Fiordland is one of the wettest places in the world, with annual rainfall in some parts amounting to 8 or 9m (Glasgow's annual rainfall is just over 1m). So, inevitably, a trip to Fiordland wouldn't be complete without at least one day of getting absolutely pissed on, and my day to bear relentless drizzle was Wednesday, Milford Sound day. We knew that rain was forecast: in fact, KT had persuaded me that wet weather was the best environment to see Milford in, so for a third successive day I roused my aching muscles from bed well before sunrise to go kayaking. She kept talking about the waterfalls, and when I saw the magnificent 160m high Bowen Falls, I thought I understood. But Bowen Falls and the distant Sutherland Falls are Milford's only two permanent cascades; it's more famous for its steep walls and sharp summits, which we couldn't see through the rain.
We paddled on wearily, struggling to look upwards at tree avalanche sites because of the rain in our eyes, but cheered briefly by an encounter with a seal pup, flipping, twisting and preening on the water's surface. Then, after landing at a rocky beach for a quick lunch, the clouds briefly lifted, and we saw the results of their presence. Peering through the mist from a few kilometres west, a slender new waterfall was gushing down a thousand metre high mountainside; just south, massive Mitre Peak unveiled its famous crooked spire and two new waterfalls rushing down its side; and as we reached the central point between three corners of the fiord, we found ourselves among five giant mountains, each taller than the highest height in the UK, each revealing their ridges, peaks and additional temporary waterfalls gradually, through rolling cloud.

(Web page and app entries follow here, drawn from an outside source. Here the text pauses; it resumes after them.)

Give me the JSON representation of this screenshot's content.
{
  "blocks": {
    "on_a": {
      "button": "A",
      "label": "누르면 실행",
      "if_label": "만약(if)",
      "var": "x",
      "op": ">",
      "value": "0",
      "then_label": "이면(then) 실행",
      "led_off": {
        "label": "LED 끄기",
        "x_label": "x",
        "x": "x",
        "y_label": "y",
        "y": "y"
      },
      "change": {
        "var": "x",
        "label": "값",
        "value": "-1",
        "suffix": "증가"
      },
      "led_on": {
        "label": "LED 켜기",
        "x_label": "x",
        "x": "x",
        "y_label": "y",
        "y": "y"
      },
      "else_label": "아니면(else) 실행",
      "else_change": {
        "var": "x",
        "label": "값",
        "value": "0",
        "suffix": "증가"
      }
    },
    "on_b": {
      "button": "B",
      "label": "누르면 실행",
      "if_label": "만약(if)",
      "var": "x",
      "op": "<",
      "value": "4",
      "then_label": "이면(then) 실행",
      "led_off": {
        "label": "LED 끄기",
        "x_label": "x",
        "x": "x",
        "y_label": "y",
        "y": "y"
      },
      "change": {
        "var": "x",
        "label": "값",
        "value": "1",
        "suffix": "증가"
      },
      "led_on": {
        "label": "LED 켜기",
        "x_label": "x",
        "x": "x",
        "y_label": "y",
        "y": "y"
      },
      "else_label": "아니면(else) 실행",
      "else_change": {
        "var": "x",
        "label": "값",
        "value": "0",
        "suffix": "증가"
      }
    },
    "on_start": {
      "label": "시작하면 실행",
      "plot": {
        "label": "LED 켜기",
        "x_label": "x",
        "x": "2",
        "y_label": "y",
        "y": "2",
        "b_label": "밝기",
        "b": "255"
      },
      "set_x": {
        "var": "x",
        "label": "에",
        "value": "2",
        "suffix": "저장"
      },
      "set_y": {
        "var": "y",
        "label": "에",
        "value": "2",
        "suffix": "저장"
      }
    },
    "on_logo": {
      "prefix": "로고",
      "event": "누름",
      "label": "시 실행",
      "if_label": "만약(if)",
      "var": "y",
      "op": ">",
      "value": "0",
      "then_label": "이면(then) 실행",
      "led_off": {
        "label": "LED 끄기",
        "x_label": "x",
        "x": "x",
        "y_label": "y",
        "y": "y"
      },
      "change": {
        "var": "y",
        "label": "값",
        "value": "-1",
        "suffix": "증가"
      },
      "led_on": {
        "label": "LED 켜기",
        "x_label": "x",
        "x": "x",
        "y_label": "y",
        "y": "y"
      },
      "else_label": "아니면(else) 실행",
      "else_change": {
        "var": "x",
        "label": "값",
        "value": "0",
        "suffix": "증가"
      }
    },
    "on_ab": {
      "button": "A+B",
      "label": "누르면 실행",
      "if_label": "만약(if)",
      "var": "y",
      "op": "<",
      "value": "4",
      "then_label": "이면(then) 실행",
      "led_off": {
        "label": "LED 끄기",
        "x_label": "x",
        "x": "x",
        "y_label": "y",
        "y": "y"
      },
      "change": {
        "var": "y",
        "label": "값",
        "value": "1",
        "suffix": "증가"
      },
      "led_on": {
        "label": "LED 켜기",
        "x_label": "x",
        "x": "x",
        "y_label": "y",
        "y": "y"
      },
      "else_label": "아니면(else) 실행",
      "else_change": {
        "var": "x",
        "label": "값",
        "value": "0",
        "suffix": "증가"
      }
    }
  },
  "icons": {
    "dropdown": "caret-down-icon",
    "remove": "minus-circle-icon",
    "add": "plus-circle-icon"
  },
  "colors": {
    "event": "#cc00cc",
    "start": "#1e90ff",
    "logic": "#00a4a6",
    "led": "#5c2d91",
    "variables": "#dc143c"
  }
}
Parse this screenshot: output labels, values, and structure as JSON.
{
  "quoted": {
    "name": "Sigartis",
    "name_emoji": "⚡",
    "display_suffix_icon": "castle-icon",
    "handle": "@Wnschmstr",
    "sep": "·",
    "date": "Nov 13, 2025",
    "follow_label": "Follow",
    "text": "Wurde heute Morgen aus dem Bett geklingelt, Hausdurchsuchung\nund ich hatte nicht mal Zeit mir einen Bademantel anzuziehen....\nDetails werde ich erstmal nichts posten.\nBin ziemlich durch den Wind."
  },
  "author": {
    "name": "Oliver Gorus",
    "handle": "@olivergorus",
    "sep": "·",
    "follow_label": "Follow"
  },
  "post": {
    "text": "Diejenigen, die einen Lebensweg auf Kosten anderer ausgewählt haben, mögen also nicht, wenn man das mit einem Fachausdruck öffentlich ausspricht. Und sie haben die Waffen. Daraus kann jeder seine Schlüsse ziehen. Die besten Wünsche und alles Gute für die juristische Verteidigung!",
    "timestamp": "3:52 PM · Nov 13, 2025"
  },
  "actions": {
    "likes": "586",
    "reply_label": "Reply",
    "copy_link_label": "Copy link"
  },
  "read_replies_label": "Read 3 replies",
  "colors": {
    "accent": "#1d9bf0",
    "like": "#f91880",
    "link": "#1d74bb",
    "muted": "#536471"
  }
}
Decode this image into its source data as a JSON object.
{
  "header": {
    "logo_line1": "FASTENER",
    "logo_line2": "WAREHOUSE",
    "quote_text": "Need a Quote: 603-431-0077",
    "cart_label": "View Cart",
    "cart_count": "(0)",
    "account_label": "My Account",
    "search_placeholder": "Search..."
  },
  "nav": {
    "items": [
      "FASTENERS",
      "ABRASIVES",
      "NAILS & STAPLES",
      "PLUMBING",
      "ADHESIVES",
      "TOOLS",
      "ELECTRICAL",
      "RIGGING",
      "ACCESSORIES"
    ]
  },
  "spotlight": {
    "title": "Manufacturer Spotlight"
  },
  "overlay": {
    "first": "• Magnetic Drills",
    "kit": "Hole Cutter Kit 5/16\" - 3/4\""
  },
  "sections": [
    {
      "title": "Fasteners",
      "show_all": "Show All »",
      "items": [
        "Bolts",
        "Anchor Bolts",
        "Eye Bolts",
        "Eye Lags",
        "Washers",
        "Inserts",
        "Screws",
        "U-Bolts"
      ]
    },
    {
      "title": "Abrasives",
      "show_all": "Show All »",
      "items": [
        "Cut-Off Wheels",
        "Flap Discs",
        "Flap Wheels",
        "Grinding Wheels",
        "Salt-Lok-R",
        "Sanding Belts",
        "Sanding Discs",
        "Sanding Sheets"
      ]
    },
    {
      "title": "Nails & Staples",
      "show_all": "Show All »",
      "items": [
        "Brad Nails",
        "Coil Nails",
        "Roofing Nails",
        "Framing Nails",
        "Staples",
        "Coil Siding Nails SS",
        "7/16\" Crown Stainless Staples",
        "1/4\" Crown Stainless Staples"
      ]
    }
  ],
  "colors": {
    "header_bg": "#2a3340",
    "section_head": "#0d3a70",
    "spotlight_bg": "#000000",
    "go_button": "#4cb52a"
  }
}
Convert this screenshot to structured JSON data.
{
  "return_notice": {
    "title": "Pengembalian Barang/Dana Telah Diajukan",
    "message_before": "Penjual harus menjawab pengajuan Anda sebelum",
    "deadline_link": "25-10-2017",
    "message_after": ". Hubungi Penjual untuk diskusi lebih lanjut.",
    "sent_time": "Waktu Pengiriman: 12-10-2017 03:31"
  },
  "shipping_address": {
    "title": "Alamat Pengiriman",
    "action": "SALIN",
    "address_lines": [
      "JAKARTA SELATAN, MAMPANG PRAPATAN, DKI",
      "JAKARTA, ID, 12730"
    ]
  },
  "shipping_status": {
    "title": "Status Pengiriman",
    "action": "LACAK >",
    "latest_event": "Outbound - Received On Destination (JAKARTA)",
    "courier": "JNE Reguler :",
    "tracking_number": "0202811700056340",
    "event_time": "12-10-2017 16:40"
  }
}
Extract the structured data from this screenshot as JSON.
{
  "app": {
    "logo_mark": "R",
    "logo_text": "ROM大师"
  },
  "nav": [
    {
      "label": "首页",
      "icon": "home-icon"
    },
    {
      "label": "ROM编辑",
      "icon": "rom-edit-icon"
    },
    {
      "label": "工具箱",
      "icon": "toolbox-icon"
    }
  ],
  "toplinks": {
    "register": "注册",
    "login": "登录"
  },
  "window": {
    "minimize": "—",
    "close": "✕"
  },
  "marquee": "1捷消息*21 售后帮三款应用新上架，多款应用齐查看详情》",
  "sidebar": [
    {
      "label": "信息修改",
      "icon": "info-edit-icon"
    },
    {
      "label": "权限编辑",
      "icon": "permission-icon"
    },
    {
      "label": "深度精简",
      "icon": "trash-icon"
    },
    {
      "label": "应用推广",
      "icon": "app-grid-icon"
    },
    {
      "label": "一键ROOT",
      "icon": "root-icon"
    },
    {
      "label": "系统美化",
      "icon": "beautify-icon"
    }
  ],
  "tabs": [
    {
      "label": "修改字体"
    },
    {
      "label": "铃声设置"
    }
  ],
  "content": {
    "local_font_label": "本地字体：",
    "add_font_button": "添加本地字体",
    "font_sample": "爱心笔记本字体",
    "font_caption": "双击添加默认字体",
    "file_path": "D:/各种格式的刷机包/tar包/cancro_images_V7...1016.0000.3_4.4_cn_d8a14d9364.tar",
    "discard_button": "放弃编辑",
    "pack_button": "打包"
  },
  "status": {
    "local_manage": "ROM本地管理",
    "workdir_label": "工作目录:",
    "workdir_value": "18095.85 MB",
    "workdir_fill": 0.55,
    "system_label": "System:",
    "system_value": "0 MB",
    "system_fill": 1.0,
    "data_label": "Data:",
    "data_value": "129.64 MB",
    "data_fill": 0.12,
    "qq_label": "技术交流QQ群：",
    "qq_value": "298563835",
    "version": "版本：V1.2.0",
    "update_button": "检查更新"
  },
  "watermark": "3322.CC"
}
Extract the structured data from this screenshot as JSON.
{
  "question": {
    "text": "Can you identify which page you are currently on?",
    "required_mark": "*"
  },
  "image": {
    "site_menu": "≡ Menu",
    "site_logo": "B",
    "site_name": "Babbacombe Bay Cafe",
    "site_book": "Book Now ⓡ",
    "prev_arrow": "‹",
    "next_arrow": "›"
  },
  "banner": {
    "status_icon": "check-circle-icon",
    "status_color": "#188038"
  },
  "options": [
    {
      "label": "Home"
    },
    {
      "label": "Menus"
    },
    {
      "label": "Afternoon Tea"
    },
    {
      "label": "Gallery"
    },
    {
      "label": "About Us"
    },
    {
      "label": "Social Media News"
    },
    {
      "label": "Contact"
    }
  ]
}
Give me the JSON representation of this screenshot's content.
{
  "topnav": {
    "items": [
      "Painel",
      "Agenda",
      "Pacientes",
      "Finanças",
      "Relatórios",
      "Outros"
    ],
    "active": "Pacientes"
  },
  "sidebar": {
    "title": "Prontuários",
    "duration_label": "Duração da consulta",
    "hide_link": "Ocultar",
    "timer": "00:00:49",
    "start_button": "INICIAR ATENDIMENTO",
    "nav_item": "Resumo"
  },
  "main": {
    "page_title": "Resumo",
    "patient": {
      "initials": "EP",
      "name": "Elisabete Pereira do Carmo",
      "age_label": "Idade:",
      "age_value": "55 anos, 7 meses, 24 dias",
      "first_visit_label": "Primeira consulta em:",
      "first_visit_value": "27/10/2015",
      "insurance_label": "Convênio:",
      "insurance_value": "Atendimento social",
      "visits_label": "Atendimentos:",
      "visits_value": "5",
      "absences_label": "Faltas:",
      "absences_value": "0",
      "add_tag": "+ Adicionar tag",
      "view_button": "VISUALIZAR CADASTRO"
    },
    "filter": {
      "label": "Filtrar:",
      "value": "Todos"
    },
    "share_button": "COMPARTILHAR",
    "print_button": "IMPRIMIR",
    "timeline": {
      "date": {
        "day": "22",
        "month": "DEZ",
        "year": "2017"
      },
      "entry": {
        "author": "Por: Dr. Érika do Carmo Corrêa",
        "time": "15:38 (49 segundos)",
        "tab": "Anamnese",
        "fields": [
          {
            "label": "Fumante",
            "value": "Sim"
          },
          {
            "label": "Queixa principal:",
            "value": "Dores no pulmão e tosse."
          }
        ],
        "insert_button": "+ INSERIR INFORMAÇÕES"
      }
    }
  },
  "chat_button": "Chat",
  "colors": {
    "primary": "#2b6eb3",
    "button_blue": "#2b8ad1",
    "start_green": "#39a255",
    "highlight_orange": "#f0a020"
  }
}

That epiphanic moment was brief, as the rain returned and KT's attempts to keep the group positive were resisted by fatigue and saturation. After a 10km loop on the water we headed home, and found a highlight on the way. At the western entrance to the Homer Tunnel – a 1.2km tunnel blasted through the mountains in the 1930s – a huge natural amphitheatre of sheer silver granite was covered in spidery new cascades, spreading out along cracks and crevices and combining again into dramatic lower gushes. That's when I understood KT's enthusiasm about the waterfalls. We didn't see the postcard image of Mitre Peak, but we did see the spontaneous redirection of the rains through dozens of newborn waterfalls – each in that moment among the highest in the world – back towards the sea. It was a performance from nature, a special recompense for being rained on, and unlike a postcard of Mitre Peak, you can't buy that for a dollar.